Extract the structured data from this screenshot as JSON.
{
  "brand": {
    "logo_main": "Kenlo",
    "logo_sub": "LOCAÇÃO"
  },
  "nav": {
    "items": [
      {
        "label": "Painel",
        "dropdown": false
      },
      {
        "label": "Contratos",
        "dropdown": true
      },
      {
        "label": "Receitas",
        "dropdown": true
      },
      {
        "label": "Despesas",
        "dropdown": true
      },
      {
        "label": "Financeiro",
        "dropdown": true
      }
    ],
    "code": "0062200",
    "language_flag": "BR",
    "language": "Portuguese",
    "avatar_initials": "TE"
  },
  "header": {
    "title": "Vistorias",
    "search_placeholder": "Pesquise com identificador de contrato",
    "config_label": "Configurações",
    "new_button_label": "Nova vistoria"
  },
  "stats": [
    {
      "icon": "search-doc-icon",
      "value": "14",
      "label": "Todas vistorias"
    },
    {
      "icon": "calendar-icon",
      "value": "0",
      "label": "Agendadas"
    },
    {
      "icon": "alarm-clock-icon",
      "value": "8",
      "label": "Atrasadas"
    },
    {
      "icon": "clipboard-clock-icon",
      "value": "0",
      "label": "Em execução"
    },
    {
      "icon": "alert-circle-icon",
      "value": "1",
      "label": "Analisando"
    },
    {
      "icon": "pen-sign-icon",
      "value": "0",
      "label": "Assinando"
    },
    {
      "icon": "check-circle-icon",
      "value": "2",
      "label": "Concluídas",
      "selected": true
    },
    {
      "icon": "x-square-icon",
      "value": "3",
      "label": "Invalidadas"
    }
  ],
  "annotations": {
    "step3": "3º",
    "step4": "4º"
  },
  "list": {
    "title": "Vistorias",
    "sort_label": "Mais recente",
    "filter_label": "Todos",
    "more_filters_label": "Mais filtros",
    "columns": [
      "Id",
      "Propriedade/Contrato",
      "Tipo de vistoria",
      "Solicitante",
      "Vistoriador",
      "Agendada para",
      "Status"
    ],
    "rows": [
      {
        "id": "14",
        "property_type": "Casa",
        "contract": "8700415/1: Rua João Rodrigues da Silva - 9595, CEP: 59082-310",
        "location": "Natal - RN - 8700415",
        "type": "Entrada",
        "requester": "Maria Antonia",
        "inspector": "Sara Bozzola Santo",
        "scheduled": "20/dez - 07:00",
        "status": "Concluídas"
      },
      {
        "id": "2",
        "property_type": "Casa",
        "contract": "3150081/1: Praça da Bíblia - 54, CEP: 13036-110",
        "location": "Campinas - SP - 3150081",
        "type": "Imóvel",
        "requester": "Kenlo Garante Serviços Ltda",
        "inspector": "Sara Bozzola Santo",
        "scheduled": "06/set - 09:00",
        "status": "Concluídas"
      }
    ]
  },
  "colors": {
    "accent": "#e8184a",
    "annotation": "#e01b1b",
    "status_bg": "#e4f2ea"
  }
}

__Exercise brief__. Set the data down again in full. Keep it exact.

__Task response__.
Extract the structured data from this screenshot as JSON.
{
  "brand": {
    "logo_main": "Kenlo",
    "logo_sub": "LOCAÇÃO"
  },
  "nav": {
    "items": [
      {
        "label": "Painel",
        "dropdown": false
      },
      {
        "label": "Contratos",
        "dropdown": true
      },
      {
        "label": "Receitas",
        "dropdown": true
      },
      {
        "label": "Despesas",
        "dropdown": true
      },
      {
        "label": "Financeiro",
        "dropdown": true
      }
    ],
    "code": "0062200",
    "language_flag": "BR",
    "language": "Portuguese",
    "avatar_initials": "TE"
  },
  "header": {
    "title": "Vistorias",
    "search_placeholder": "Pesquise com identificador de contrato",
    "config_label": "Configurações",
    "new_button_label": "Nova vistoria"
  },
  "stats": [
    {
      "icon": "search-doc-icon",
      "value": "14",
      "label": "Todas vistorias"
    },
    {
      "icon": "calendar-icon",
      "value": "0",
      "label": "Agendadas"
    },
    {
      "icon": "alarm-clock-icon",
      "value": "8",
      "label": "Atrasadas"
    },
    {
      "icon": "clipboard-clock-icon",
      "value": "0",
      "label": "Em execução"
    },
    {
      "icon": "alert-circle-icon",
      "value": "1",
      "label": "Analisando"
    },
    {
      "icon": "pen-sign-icon",
      "value": "0",
      "label": "Assinando"
    },
    {
      "icon": "check-circle-icon",
      "value": "2",
      "label": "Concluídas",
      "selected": true
    },
    {
      "icon": "x-square-icon",
      "value": "3",
      "label": "Invalidadas"
    }
  ],
  "annotations": {
    "step3": "3º",
    "step4": "4º"
  },
  "list": {
    "title": "Vistorias",
    "sort_label": "Mais recente",
    "filter_label": "Todos",
    "more_filters_label": "Mais filtros",
    "columns": [
      "Id",
      "Propriedade/Contrato",
      "Tipo de vistoria",
      "Solicitante",
      "Vistoriador",
      "Agendada para",
      "Status"
    ],
    "rows": [
      {
        "id": "14",
        "property_type": "Casa",
        "contract": "8700415/1: Rua João Rodrigues da Silva - 9595, CEP: 59082-310",
        "location": "Natal - RN - 8700415",
        "type": "Entrada",
        "requester": "Maria Antonia",
        "inspector": "Sara Bozzola Santo",
        "scheduled": "20/dez - 07:00",
        "status": "Concluídas"
      },
      {
        "id": "2",
        "property_type": "Casa",
        "contract": "3150081/1: Praça da Bíblia - 54, CEP: 13036-110",
        "location": "Campinas - SP - 3150081",
        "type": "Imóvel",
        "requester": "Kenlo Garante Serviços Ltda",
        "inspector": "Sara Bozzola Santo",
        "scheduled": "06/set - 09:00",
        "status": "Concluídas"
      }
    ]
  },
  "colors": {
    "accent": "#e8184a",
    "annotation": "#e01b1b",
    "status_bg": "#e4f2ea"
  }
}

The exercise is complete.